[Entries from a dataset of interfaces]
*** Begin section ***

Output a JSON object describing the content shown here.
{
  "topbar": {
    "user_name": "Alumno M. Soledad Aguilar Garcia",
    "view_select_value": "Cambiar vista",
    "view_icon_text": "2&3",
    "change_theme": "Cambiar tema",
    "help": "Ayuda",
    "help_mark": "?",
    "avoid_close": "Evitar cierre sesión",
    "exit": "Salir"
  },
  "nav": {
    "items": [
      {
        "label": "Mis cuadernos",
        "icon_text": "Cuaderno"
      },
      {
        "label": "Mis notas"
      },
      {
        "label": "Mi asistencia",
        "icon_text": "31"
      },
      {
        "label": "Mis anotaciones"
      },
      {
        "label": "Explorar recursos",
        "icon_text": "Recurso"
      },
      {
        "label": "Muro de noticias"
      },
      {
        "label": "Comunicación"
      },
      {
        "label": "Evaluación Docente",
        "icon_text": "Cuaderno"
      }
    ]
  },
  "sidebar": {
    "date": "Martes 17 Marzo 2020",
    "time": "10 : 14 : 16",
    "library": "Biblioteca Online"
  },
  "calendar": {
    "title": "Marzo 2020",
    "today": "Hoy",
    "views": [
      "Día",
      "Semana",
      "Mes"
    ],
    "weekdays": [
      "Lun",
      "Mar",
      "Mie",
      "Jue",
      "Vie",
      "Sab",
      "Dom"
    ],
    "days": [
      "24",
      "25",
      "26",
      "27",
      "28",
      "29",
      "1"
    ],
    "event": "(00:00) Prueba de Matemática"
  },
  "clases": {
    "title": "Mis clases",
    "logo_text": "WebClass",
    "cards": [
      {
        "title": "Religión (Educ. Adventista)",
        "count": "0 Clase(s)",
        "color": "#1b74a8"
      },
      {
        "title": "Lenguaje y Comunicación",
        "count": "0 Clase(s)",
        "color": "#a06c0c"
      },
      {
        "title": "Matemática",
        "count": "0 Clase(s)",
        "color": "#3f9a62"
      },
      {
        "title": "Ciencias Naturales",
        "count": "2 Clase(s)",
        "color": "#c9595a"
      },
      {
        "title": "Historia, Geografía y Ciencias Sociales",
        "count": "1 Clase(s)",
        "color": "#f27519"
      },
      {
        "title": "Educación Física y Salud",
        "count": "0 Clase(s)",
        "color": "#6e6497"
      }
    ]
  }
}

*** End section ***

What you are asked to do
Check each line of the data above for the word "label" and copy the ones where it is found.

Your solution
        "label": "Mis cuadernos",
        "label": "Mis notas"
        "label": "Mi asistencia",
        "label": "Mis anotaciones"
        "label": "Explorar recursos",
        "label": "Muro de noticias"
        "label": "Comunicación"
        "label": "Evaluación Docente",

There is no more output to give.